For each line below that contains the word "Reparatie", make a copy.

Available records »
┌──

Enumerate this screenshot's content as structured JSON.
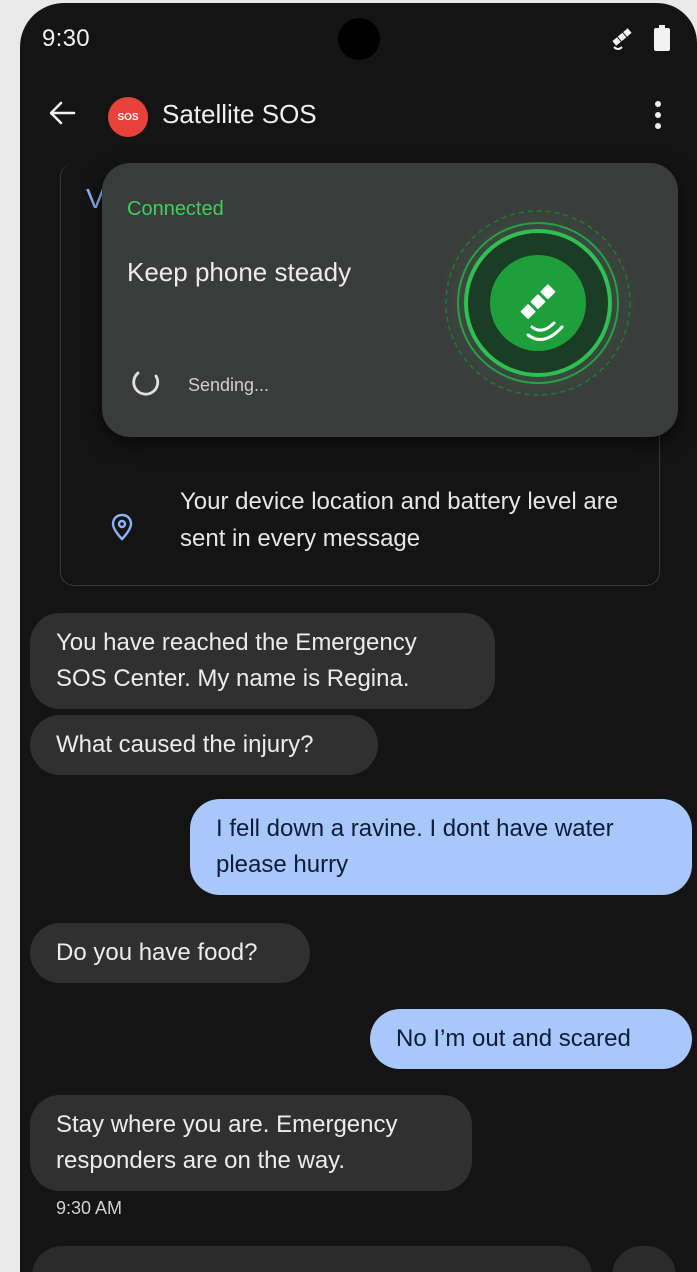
{
  "status_bar": {
    "time": "9:30"
  },
  "app_bar": {
    "badge": "SOS",
    "title": "Satellite SOS"
  },
  "info_card": {
    "peek_letter": "V",
    "location_text": "Your device location and battery level are sent in every message"
  },
  "popup": {
    "status": "Connected",
    "instruction": "Keep phone steady",
    "sending": "Sending..."
  },
  "messages": [
    {
      "from": "center",
      "text": "You have reached the Emergency SOS Center. My name is Regina."
    },
    {
      "from": "center",
      "text": "What caused the injury?"
    },
    {
      "from": "user",
      "text": "I fell down a ravine. I dont have water please hurry"
    },
    {
      "from": "center",
      "text": "Do you have food?"
    },
    {
      "from": "user",
      "text": "No I’m out and scared"
    },
    {
      "from": "center",
      "text": "Stay where you are. Emergency responders are on the way."
    }
  ],
  "last_timestamp": "9:30 AM",
  "colors": {
    "accent_green": "#3fcf5e",
    "sos_red": "#e8423b",
    "outgoing_bubble": "#a8c7fa"
  }
}
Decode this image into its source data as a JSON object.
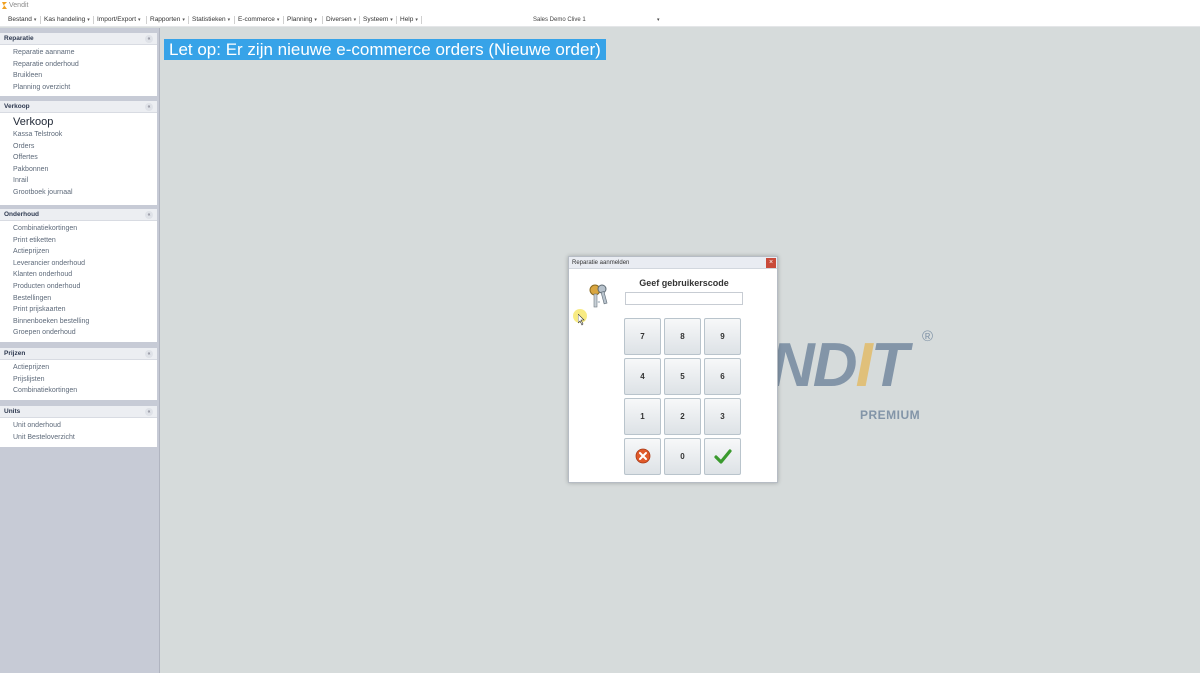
{
  "window": {
    "title": "Vendit"
  },
  "menubar": {
    "items": [
      {
        "label": "Bestand"
      },
      {
        "label": "Kas handeling"
      },
      {
        "label": "Import/Export"
      },
      {
        "label": "Rapporten"
      },
      {
        "label": "Statistieken"
      },
      {
        "label": "E-commerce"
      },
      {
        "label": "Planning"
      },
      {
        "label": "Diversen"
      },
      {
        "label": "Systeem"
      },
      {
        "label": "Help"
      }
    ],
    "store_selector": "Sales Demo Clive 1"
  },
  "sidebar": {
    "sections": [
      {
        "title": "Reparatie",
        "items": [
          "Reparatie aanname",
          "Reparatie onderhoud",
          "Bruikleen",
          "Planning overzicht"
        ]
      },
      {
        "title": "Verkoop",
        "highlight": "Verkoop",
        "items": [
          "Kassa Telstrook",
          "Orders",
          "Offertes",
          "Pakbonnen",
          "Inrail",
          "Grootboek journaal"
        ]
      },
      {
        "title": "Onderhoud",
        "items": [
          "Combinatiekortingen",
          "Print etiketten",
          "Actieprijzen",
          "Leverancier onderhoud",
          "Klanten onderhoud",
          "Producten onderhoud",
          "Bestellingen",
          "Print prijskaarten",
          "Binnenboeken bestelling",
          "Groepen onderhoud"
        ]
      },
      {
        "title": "Prijzen",
        "items": [
          "Actieprijzen",
          "Prijslijsten",
          "Combinatiekortingen"
        ]
      },
      {
        "title": "Units",
        "items": [
          "Unit onderhoud",
          "Unit Besteloverzicht"
        ]
      }
    ]
  },
  "banner": {
    "text": "Let op: Er zijn nieuwe e-commerce orders (Nieuwe order)"
  },
  "logo": {
    "text_main": "ND",
    "text_i": "I",
    "text_end": "T",
    "reg": "®",
    "sub": "PREMIUM"
  },
  "dialog": {
    "title": "Reparatie aanmelden",
    "close": "×",
    "prompt": "Geef gebruikerscode",
    "code_value": "",
    "keys": [
      "7",
      "8",
      "9",
      "4",
      "5",
      "6",
      "1",
      "2",
      "3",
      "cancel",
      "0",
      "ok"
    ]
  },
  "colors": {
    "banner": "#37a3e8",
    "sidebar_bg": "#c7cbd6",
    "workspace": "#d6dbdb",
    "ok": "#3a9a2e",
    "cancel": "#e05a2a"
  }
}
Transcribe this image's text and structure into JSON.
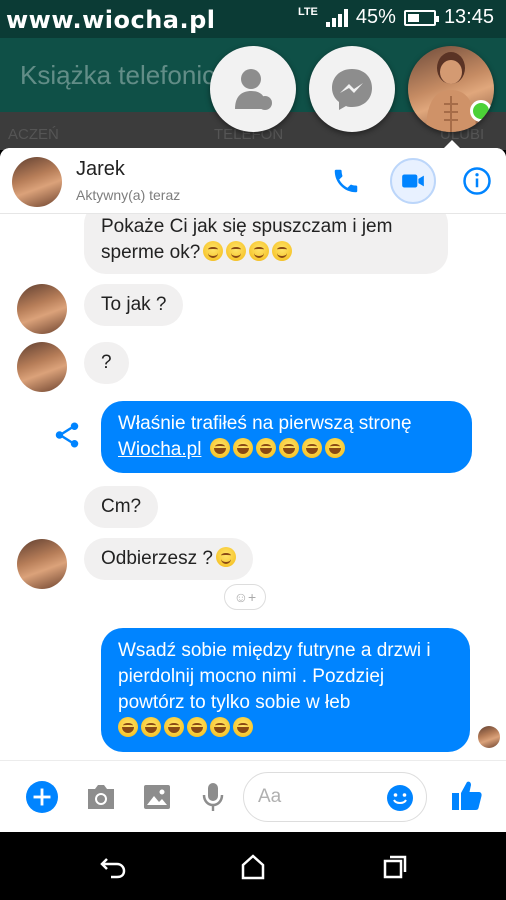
{
  "statusbar": {
    "watermark": "www.wiocha.pl",
    "network": "LTE",
    "battery": "45%",
    "battery_level": 0.45,
    "time": "13:45"
  },
  "background_app": {
    "title": "Książka telefonic",
    "tabs": [
      "ACZEŃ",
      "TELEFON",
      "ULUBI"
    ]
  },
  "chat": {
    "contact_name": "Jarek",
    "contact_status": "Aktywny(a) teraz",
    "accent": "#0084ff",
    "messages": [
      {
        "dir": "in",
        "text": "Pokaże Ci jak się spuszczam i jem sperme ok?",
        "emoji": [
          "smile",
          "smile",
          "smile",
          "smile"
        ]
      },
      {
        "dir": "in",
        "text": "To jak ?",
        "emoji": []
      },
      {
        "dir": "in",
        "text": "?",
        "emoji": []
      },
      {
        "dir": "out",
        "text": "Właśnie trafiłeś na pierwszą stronę",
        "link": "Wiocha.pl",
        "emoji": [
          "laugh",
          "laugh",
          "laugh",
          "laugh",
          "laugh",
          "laugh"
        ]
      },
      {
        "dir": "in",
        "text": "Cm?",
        "emoji": []
      },
      {
        "dir": "in",
        "text": "Odbierzesz ?",
        "emoji": [
          "smile"
        ]
      },
      {
        "dir": "out",
        "text": "Wsadź sobie między futryne a drzwi i pierdolnij mocno nimi . Pozdziej powtórz to tylko sobie w łeb",
        "emoji": [
          "laugh",
          "laugh",
          "laugh",
          "laugh",
          "laugh",
          "laugh"
        ]
      }
    ]
  },
  "composer": {
    "placeholder": "Aa"
  }
}
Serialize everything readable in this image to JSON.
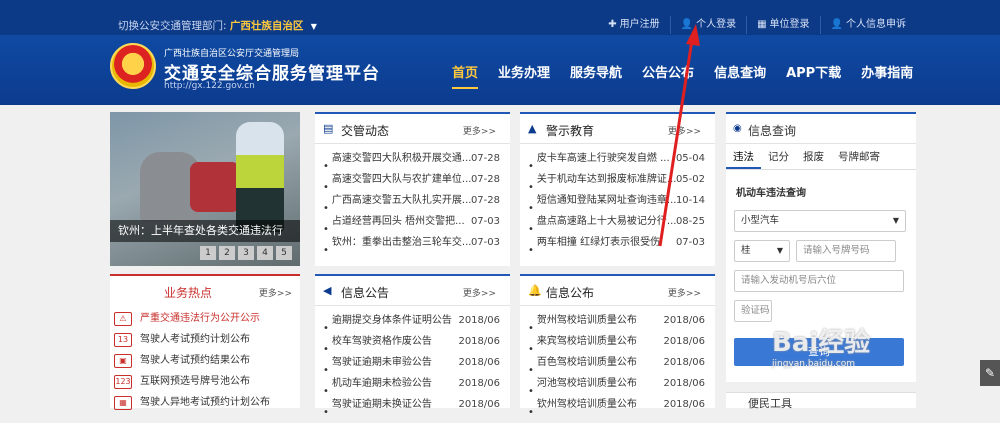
{
  "header": {
    "switch_label": "切换公安交通管理部门:",
    "region": "广西壮族自治区",
    "toplinks": [
      "用户注册",
      "个人登录",
      "单位登录",
      "个人信息申诉"
    ],
    "org": "广西壮族自治区公安厅交通管理局",
    "title": "交通安全综合服务管理平台",
    "url": "http://gx.122.gov.cn",
    "nav": [
      "首页",
      "业务办理",
      "服务导航",
      "公告公布",
      "信息查询",
      "APP下载",
      "办事指南"
    ]
  },
  "slide": {
    "caption": "钦州：上半年查处各类交通违法行",
    "pages": [
      "1",
      "2",
      "3",
      "4",
      "5"
    ]
  },
  "hot": {
    "title": "业务热点",
    "more": "更多>>",
    "items": [
      "严重交通违法行为公开公示",
      "驾驶人考试预约计划公布",
      "驾驶人考试预约结果公布",
      "互联网预选号牌号池公布",
      "驾驶人异地考试预约计划公布"
    ],
    "icons": [
      "warn-icon",
      "calendar-icon",
      "calendar-icon",
      "plate-icon",
      "calendar-icon"
    ]
  },
  "traffic_news": {
    "title": "交管动态",
    "more": "更多>>",
    "items": [
      {
        "t": "高速交警四大队积极开展交通...",
        "d": "07-28"
      },
      {
        "t": "高速交警四大队与农扩建单位...",
        "d": "07-28"
      },
      {
        "t": "广西高速交警五大队扎实开展...",
        "d": "07-28"
      },
      {
        "t": "占道经营再回头 梧州交警把...",
        "d": "07-03"
      },
      {
        "t": "钦州：重拳出击整治三轮车交...",
        "d": "07-03"
      }
    ]
  },
  "warning": {
    "title": "警示教育",
    "more": "更多>>",
    "items": [
      {
        "t": "皮卡车高速上行驶突发自燃 ...",
        "d": "05-04"
      },
      {
        "t": "关于机动车达到报废标准牌证...",
        "d": "05-02"
      },
      {
        "t": "短信通知登陆某网址查询违章...",
        "d": "10-14"
      },
      {
        "t": "盘点高速路上十大易被记分行...",
        "d": "08-25"
      },
      {
        "t": "两车相撞 红绿灯表示很受伤",
        "d": "07-03"
      }
    ]
  },
  "info_notice": {
    "title": "信息公告",
    "more": "更多>>",
    "items": [
      {
        "t": "逾期提交身体条件证明公告",
        "d": "2018/06"
      },
      {
        "t": "校车驾驶资格作废公告",
        "d": "2018/06"
      },
      {
        "t": "驾驶证逾期未审验公告",
        "d": "2018/06"
      },
      {
        "t": "机动车逾期未检验公告",
        "d": "2018/06"
      },
      {
        "t": "驾驶证逾期未换证公告",
        "d": "2018/06"
      }
    ]
  },
  "info_publish": {
    "title": "信息公布",
    "more": "更多>>",
    "items": [
      {
        "t": "贺州驾校培训质量公布",
        "d": "2018/06"
      },
      {
        "t": "来宾驾校培训质量公布",
        "d": "2018/06"
      },
      {
        "t": "百色驾校培训质量公布",
        "d": "2018/06"
      },
      {
        "t": "河池驾校培训质量公布",
        "d": "2018/06"
      },
      {
        "t": "钦州驾校培训质量公布",
        "d": "2018/06"
      }
    ]
  },
  "query": {
    "title": "信息查询",
    "tabs": [
      "违法",
      "记分",
      "报废",
      "号牌邮寄"
    ],
    "label": "机动车违法查询",
    "vehicle_type": "小型汽车",
    "province": "桂",
    "plate_placeholder": "请输入号牌号码",
    "engine_placeholder": "请输入发动机号后六位",
    "captcha_placeholder": "验证码",
    "submit": "查询"
  },
  "tools": {
    "title": "便民工具"
  },
  "watermark": {
    "brand": "Bai经验",
    "url": "jingyan.baidu.com"
  },
  "colors": {
    "primary": "#0c3b8e",
    "accent": "#ffc83d",
    "hot": "#c9302c",
    "annotation": "#e02020"
  }
}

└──

Response »
        "title": "Reparatie",
          "Reparatie aanname",
          "Reparatie onderhoud",
    "title": "Reparatie aanmelden",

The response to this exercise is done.